Website and app data records:
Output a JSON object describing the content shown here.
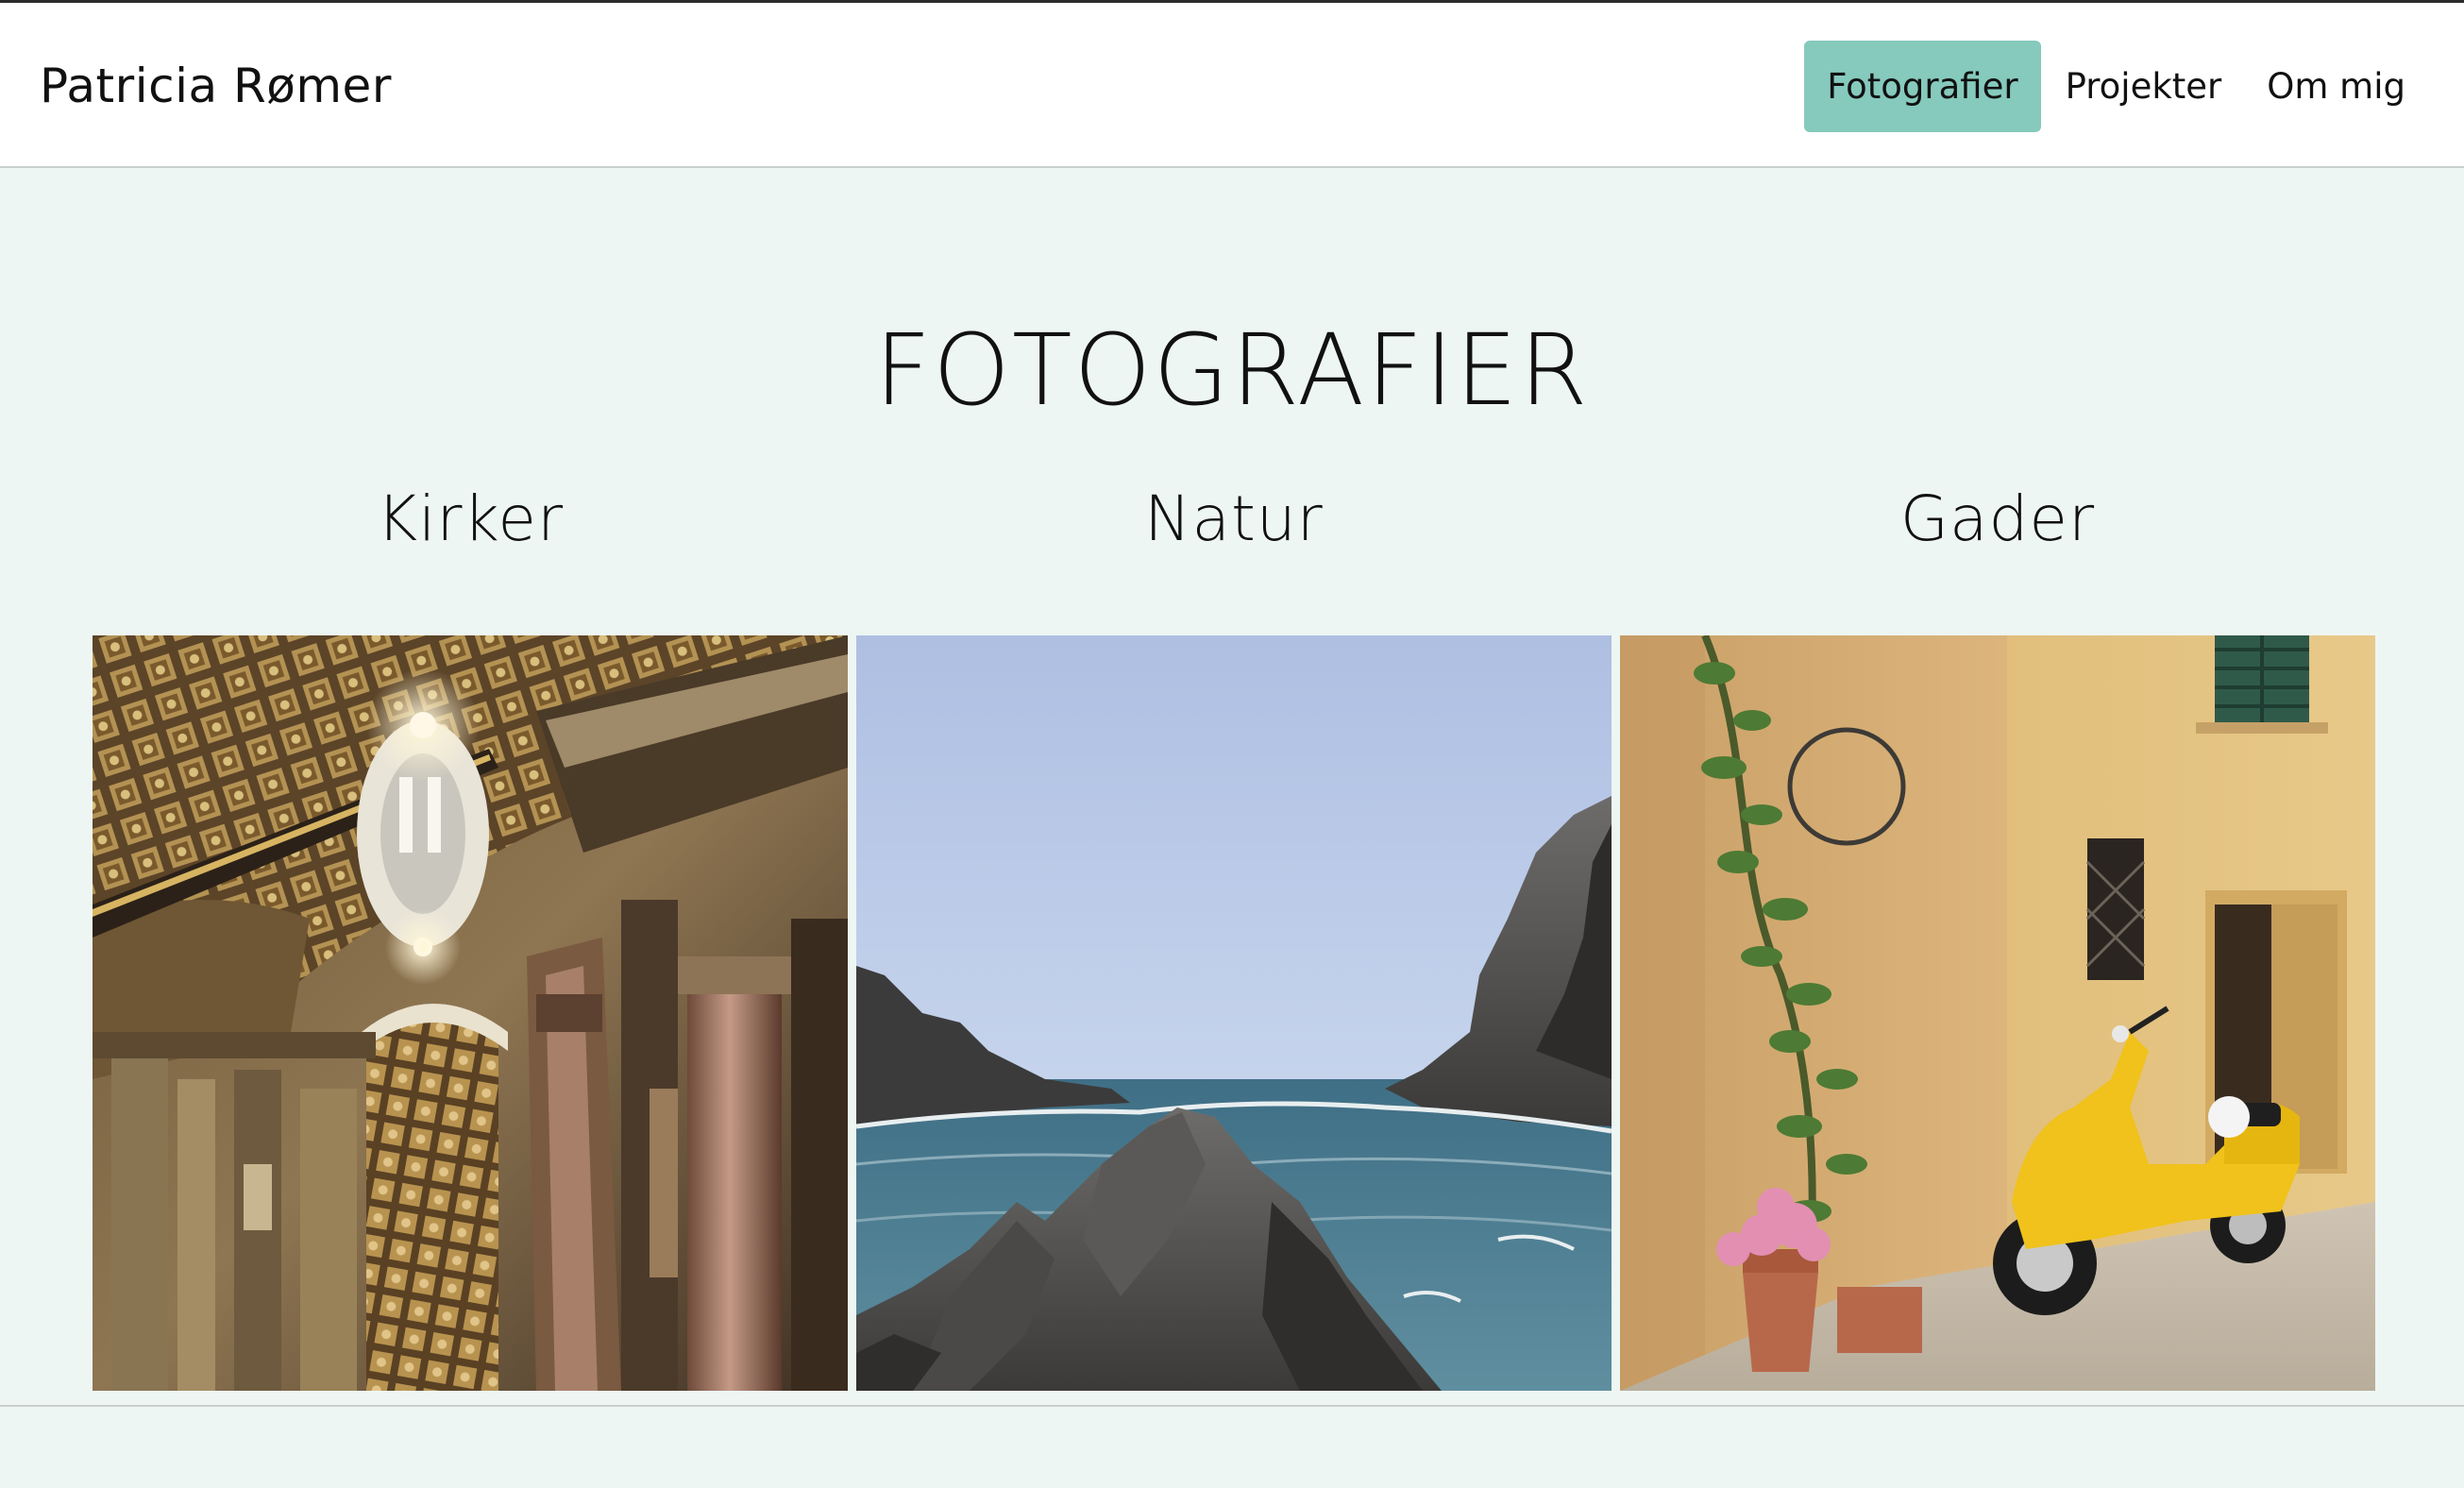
{
  "header": {
    "brand": "Patricia Rømer",
    "nav": [
      {
        "label": "Fotografier",
        "active": true
      },
      {
        "label": "Projekter",
        "active": false
      },
      {
        "label": "Om mig",
        "active": false
      }
    ]
  },
  "main": {
    "title": "FOTOGRAFIER",
    "categories": [
      {
        "label": "Kirker",
        "image": "church-interior-photo"
      },
      {
        "label": "Natur",
        "image": "rocky-coast-photo"
      },
      {
        "label": "Gader",
        "image": "street-scooter-photo"
      }
    ]
  },
  "colors": {
    "background": "#eef6f3",
    "accent": "#86c9bd",
    "header_bg": "#ffffff"
  }
}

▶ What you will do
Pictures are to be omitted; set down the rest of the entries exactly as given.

▶ Task solution
Output a JSON object describing the content shown here.
{
  "header": {
    "brand": "Patricia Rømer",
    "nav": [
      {
        "label": "Fotografier",
        "active": true
      },
      {
        "label": "Projekter",
        "active": false
      },
      {
        "label": "Om mig",
        "active": false
      }
    ]
  },
  "main": {
    "title": "FOTOGRAFIER",
    "categories": [
      {
        "label": "Kirker",
        "image": "church-interior-photo"
      },
      {
        "label": "Natur",
        "image": "rocky-coast-photo"
      },
      {
        "label": "Gader",
        "image": "street-scooter-photo"
      }
    ]
  },
  "colors": {
    "background": "#eef6f3",
    "accent": "#86c9bd",
    "header_bg": "#ffffff"
  }
}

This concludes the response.